Pizza Delivery from Canada to U.S. Air Traffic Controllers
In a gesture of solidarity with their U.S. counterparts, who during their country’s prolonged government shutdown are not getting paid, but still have to show up for work – Canadian air traffic controllers decided to show their support for their colleagues by ordering pizza and having it delivered to them.
It all started last Thursday in Edmonton AB, when air traffic controllers there came up with the idea to send pizzas to their U.S. colleagues in Anchorage, Alaska – where as cold as it could be, it was just as warmly received. From there it grew from coast to coast, when Canadian air traffic controllers from cities as far East as Moncton NB and Gander NF, to Vancouver in the West and many more cities in between, followed their lead and started having pizzas sent to U.S. air traffic control centers in areas including New York, Utah, El Paso (Texas) and Minneapolis (Minnesota).
Former US air traffic controller David Lombardo, living in Long Island NY, helped to bring public attention to the Canadian gesture when he posted a picture on Reddit of a sign hanging at the air traffic control center in Ronkonkoma NY, with details about an expected delivery of 32 pizzas ordered by Canadians. Since last Thursday at least 350 pizzas have been sent to approximately 50 Federal Aviation Administration (FAA) units across the United States and more is expected.

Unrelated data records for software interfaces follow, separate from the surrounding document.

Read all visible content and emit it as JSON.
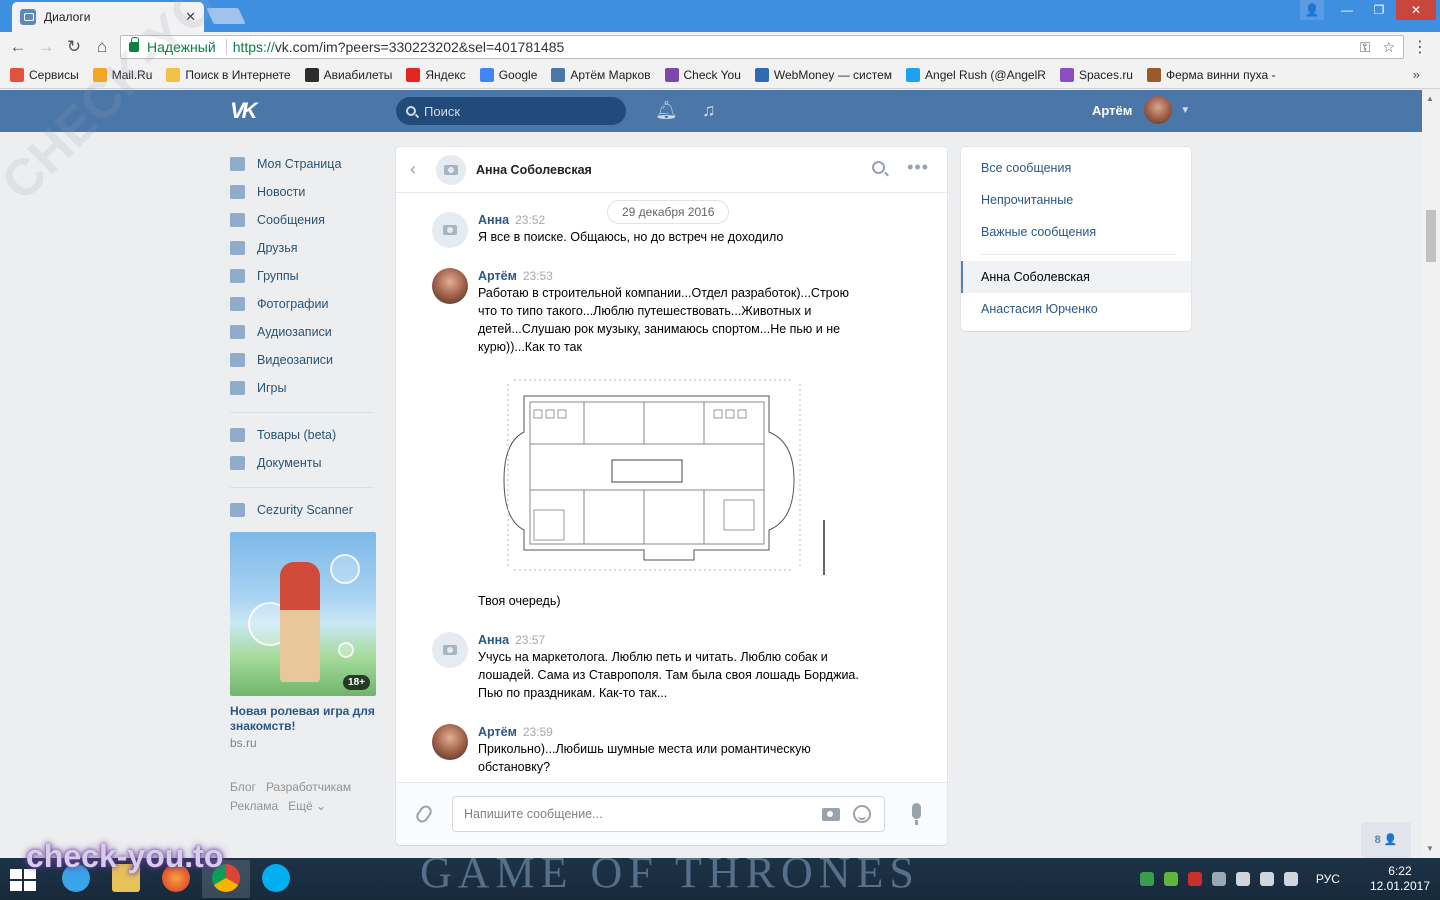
{
  "browser": {
    "tab_title": "Диалоги",
    "tab_close": "✕",
    "secure_label": "Надежный",
    "url_scheme": "https://",
    "url_rest": "vk.com/im?peers=330223202&sel=401781485",
    "win_minimize": "—",
    "win_restore": "❐",
    "win_close": "✕",
    "bookmarks": [
      {
        "label": "Сервисы",
        "color": "#e0533e"
      },
      {
        "label": "Mail.Ru",
        "color": "#f5a623"
      },
      {
        "label": "Поиск в Интернете",
        "color": "#f3c144"
      },
      {
        "label": "Авиабилеты",
        "color": "#2d2d2d"
      },
      {
        "label": "Яндекс",
        "color": "#e52620"
      },
      {
        "label": "Google",
        "color": "#4285f4"
      },
      {
        "label": "Артём Марков",
        "color": "#4a76a8"
      },
      {
        "label": "Check You",
        "color": "#7a4aa8"
      },
      {
        "label": "WebMoney — систем",
        "color": "#2f6bb5"
      },
      {
        "label": "Angel Rush (@AngelR",
        "color": "#1da1f2"
      },
      {
        "label": "Spaces.ru",
        "color": "#8b4fc1"
      },
      {
        "label": "Ферма винни пуха -",
        "color": "#9a5a2a"
      }
    ],
    "bookmarks_more": "»"
  },
  "header": {
    "logo": "VK",
    "search_placeholder": "Поиск",
    "user_name": "Артём"
  },
  "sidebar": {
    "items": [
      {
        "label": "Моя Страница",
        "icon": "home-icon"
      },
      {
        "label": "Новости",
        "icon": "news-icon"
      },
      {
        "label": "Сообщения",
        "icon": "messages-icon"
      },
      {
        "label": "Друзья",
        "icon": "friends-icon"
      },
      {
        "label": "Группы",
        "icon": "groups-icon"
      },
      {
        "label": "Фотографии",
        "icon": "photos-icon"
      },
      {
        "label": "Аудиозаписи",
        "icon": "music-icon"
      },
      {
        "label": "Видеозаписи",
        "icon": "video-icon"
      },
      {
        "label": "Игры",
        "icon": "games-icon"
      }
    ],
    "items2": [
      {
        "label": "Товары (beta)",
        "icon": "goods-icon"
      },
      {
        "label": "Документы",
        "icon": "docs-icon"
      }
    ],
    "apps": [
      {
        "label": "Cezurity Scanner",
        "icon": "app-grid-icon"
      }
    ],
    "ad": {
      "badge": "18+",
      "title": "Новая ролевая игра для знакомств!",
      "domain": "bs.ru"
    },
    "footer": {
      "blog": "Блог",
      "developers": "Разработчикам",
      "ads": "Реклама",
      "more": "Ещё ⌄"
    }
  },
  "chat": {
    "title": "Анна Соболевская",
    "date": "29 декабря 2016",
    "messages": [
      {
        "author": "Анна",
        "time": "23:52",
        "text": "Я все в поиске. Общаюсь, но до встреч не доходило"
      },
      {
        "author": "Артём",
        "time": "23:53",
        "text": "Работаю в строительной компании...Отдел разработок)...Строю что то типо такого...Люблю путешествовать...Животных и детей...Слушаю рок музыку, занимаюсь спортом...Не пью и не курю))...Как то так",
        "text2": "Твоя очередь)"
      },
      {
        "author": "Анна",
        "time": "23:57",
        "text": "Учусь на маркетолога. Люблю петь и читать. Люблю собак и лошадей. Сама из Ставрополя. Там была своя лошадь Борджиа. Пью по праздникам. Как-то так..."
      },
      {
        "author": "Артём",
        "time": "23:59",
        "text": "Прикольно)...Любишь шумные места или романтическую обстановку?"
      }
    ],
    "input_placeholder": "Напишите сообщение..."
  },
  "folders": {
    "items": [
      "Все сообщения",
      "Непрочитанные",
      "Важные сообщения"
    ],
    "dialogs": [
      "Анна Соболевская",
      "Анастасия Юрченко"
    ]
  },
  "counter": "8 👤",
  "taskbar": {
    "banner": "GAME OF THRONES",
    "lang": "РУС",
    "time": "6:22",
    "date": "12.01.2017"
  },
  "watermarks": {
    "diagonal": "CHECK-YOU.ME",
    "bottom": "check-you.to"
  }
}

Since December 22nd, US Air traffic controllers, considered ‘Essential’ federal employees, have not been paid for their work – due to the partial government shutdown ordered by President Trump over a dispute about funding for a border wall. And they have no idea when they will be paid. In the meantime, the National Air Traffic Controllers Association (NATCA) the union representing U.S. air traffic controllers filed a lawsuit in federal court in Washington on January 11th requesting an order to have the government start paying the controllers for their work and what they are owed.
As this challenging situation continues, our Canadian ATC’s gesture has offered them more than just some all-dressed or pepperoni filled comfort food – it has let them know they are not alone and have support.